Video

Video Coalition to Fight Islamic State Could Reward Assad

The United States along with European and Mideast allies are considering a broader assault against Islamic State fighters who have spread from Syria into Iraq and risk further destabilizing an already troubled region. But as VOA State Department Correspondent Scott Stearns reports, confronting those militants could end up helping the embattled Syrian President Bashar al-Assad.
Video

Video Made in America Socks Get Toehold in Online Fashion Market

Three young entrepreneurs are hoping to revolutionize the high-end sock industry by introducing all-American creations of their own. And they’re doing most of it the old-fashioned way. VOA’s Julie Taboh recently caught up with them to learn what goes into making their one-of-a-kind socks.
Video

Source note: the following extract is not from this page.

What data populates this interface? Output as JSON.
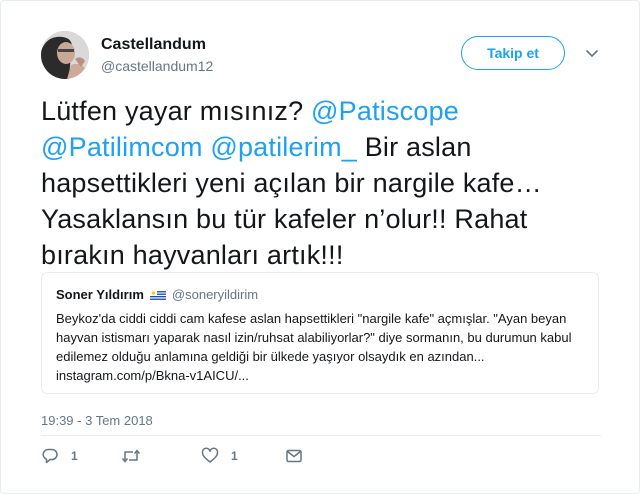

Video Americans, Ex-Pats Send Relief Supplies to West Africa

Health organizations from around the world are sending supplies and specialists to the West African countries that are dealing with the worst Ebola outbreak in history. On a smaller scale, ordinary Americans and African expatriates living in the United States are doing the same. VOA's Carol Pearson reports.
Video

Video America's Most Popular Artworks Displayed in Public Places

Public places in cities across America were turned into open-air art galleries in August. Pictures of the nation’s most popular artworks were displayed on billboards, bus shelters, subway platforms and more. The idea behind “Art Everywhere,” a collaborative campaign by five major museums is to allow more people to enjoy art and learn about the country’s culture and history. Faiza Elmasry has more.
Video

Video Chinese Doctors Use 3-D Spinal Implant

A Chinese boy suffering from a debilitating bone disease has become the first patient with a part of his spine created in a three-dimensional printer. Doctors say he will soon regain normal mobility. VOA’s George Putic reports.
Video

Video Uneasy Calm Settles Over Israel, Gaza Strip

Israel and the Gaza Strip have been calm since a cease-fire set in Tuesday evening, ending seven weeks of hostilities. Hamas, which controls Gaza, declared victory. Israelis were more wart. VOA’s Scott Bobb reports from Jerusalem.
Video

Video India’s Leprosy Battle Stymied by Continuing Stigma

Medical advancements in the treatment of leprosy have greatly diminished its impact around the world, largely eliminating the disease from most countries. India made great strides in combating leprosy, but still accounts for a majority of the world’s new cases each year, and the number of newly infected Indians is rising - more than 130,000 recorded last year. Doctors there say the problem has more to do with society than science. Shaikh Azizur Rahman reports from Kolkata.
Video

Video Scientists Unlock Mystery of Bird Flocks

How can flocks of birds, schools of fish or herds of antelope suddenly change direction -- all the individuals adjusting their movement in concert, at seemingly the same time? British researchers now have some insights into this behavior, which has puzzled scientists for a long time. VOA's George Putic has more.

AppleAndroid